Richard Long is a different kind of artist. His art works are records of his walks. Yes, I know that may sound a little strange, but it pushed me into a new world, the world of the walk. This is what he writes, “Nature has always been a subject of art, from the first cave paintings to twentieth-century landscape photography. I wanted to use the landscape as an artist in new ways. First I started making work outside using natural materials like grass and water, and this led to the idea of making a sculpture by walking. This was a straight line in a grass field, which was also my own path, going ‘nowhere’. In the subsequent early map works, recording very simple but precise walks on Exmoor and Dartmoor, my intention was to make a new art which was also a new way of walking: walking as art.
Each walk followed my own unique, formal route, for an original reason, which was different from other categories of walking, like travelling. Each walk, though not by definition conceptual, realised a particular idea. Thus walking – as art – provided a simple way for me to explore relationships between time, distance, geography and measurement.”

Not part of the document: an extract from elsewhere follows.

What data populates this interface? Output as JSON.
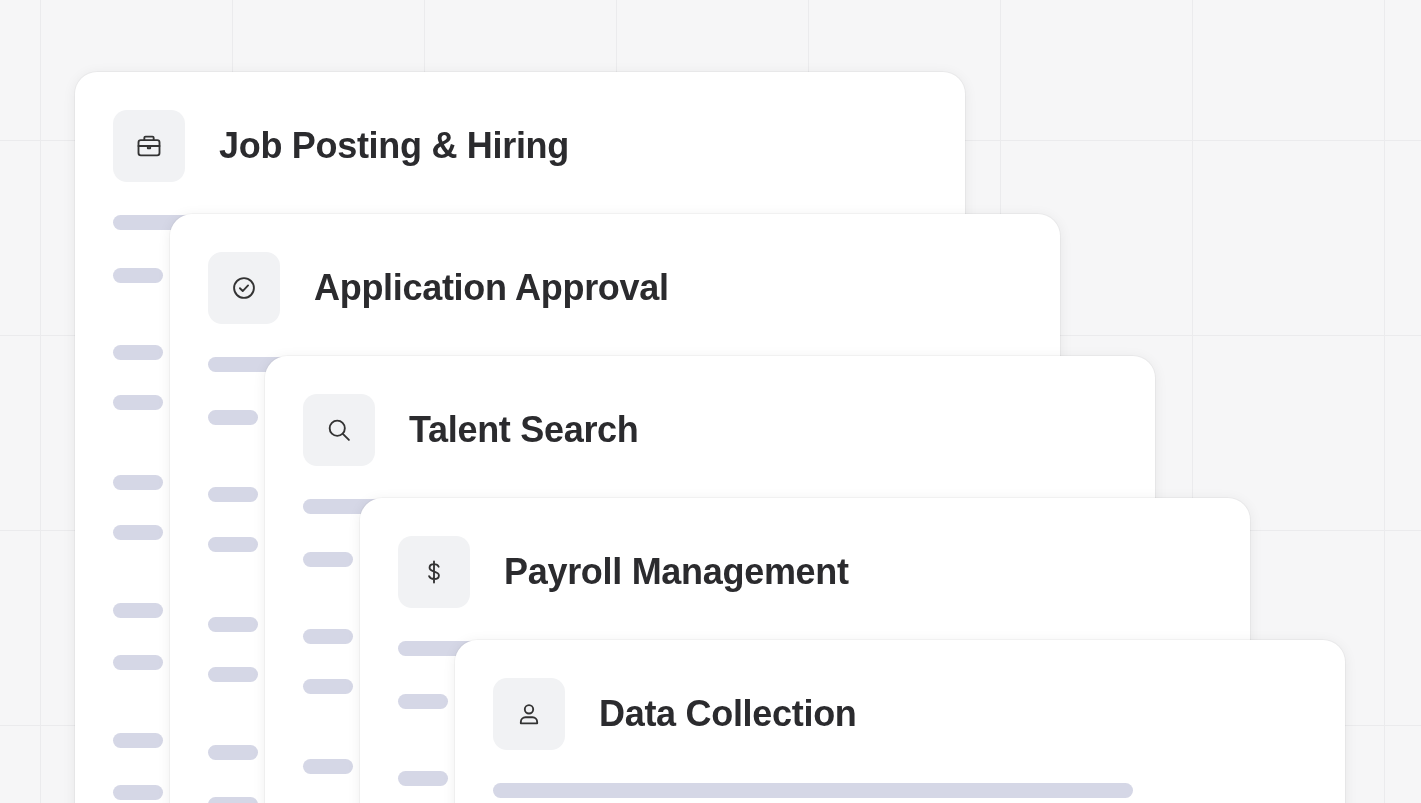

Torah also presents walking as a form of art. The Hebrew word “Halacha”, which is used to means “law” in Judaism, actually means “walk”. So Jewish walking is more than the Bocher-shuffle (a unique walking style practiced by Yeshiva bochrim of all sects), in a way it defines the way we view the relationship between law and life. Of course it all begins with our legs.

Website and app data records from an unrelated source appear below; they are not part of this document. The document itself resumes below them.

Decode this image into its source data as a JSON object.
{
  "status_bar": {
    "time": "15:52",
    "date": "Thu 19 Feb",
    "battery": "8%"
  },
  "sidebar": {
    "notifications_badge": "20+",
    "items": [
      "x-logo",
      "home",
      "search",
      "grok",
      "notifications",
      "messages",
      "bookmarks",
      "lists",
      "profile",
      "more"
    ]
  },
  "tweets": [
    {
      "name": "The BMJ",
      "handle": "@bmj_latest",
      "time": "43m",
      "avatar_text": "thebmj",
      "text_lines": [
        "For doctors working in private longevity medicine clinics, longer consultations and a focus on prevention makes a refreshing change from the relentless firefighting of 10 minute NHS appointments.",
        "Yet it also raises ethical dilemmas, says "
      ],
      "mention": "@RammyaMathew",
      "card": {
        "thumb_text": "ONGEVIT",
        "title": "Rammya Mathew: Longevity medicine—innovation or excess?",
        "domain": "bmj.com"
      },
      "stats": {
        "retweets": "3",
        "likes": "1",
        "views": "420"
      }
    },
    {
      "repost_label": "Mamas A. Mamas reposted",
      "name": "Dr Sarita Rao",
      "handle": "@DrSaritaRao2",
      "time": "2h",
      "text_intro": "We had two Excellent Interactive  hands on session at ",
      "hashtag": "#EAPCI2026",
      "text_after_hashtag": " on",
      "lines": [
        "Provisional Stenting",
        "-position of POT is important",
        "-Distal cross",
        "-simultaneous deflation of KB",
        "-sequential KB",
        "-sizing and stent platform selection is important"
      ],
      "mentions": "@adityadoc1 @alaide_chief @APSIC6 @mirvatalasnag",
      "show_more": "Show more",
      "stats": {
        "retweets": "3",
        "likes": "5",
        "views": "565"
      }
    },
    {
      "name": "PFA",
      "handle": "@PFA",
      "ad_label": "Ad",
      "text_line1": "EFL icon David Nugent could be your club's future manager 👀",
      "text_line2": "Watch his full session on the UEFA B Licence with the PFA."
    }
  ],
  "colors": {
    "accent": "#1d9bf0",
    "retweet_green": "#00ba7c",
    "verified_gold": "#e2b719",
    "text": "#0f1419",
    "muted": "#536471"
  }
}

The Torah refers to man as a tree. Trees are planted and grow, they don’t move, they don’t have legs. Surely we could grow like trees do. We could have roots and stay in the same place and slowly over the course of a life time, through thought and contemplation, speech and actions, we could live, so why the legs?
In the realm of nature our legs are our mode of transport. They move us from one place to another, they follow a path or they can even forge a path. We can head towards a destination or go wandering in the fields. In the realm of the spirit they are our vehicle of change. In the following post I would like to explore how the legs of our soul walk forward along the path of change.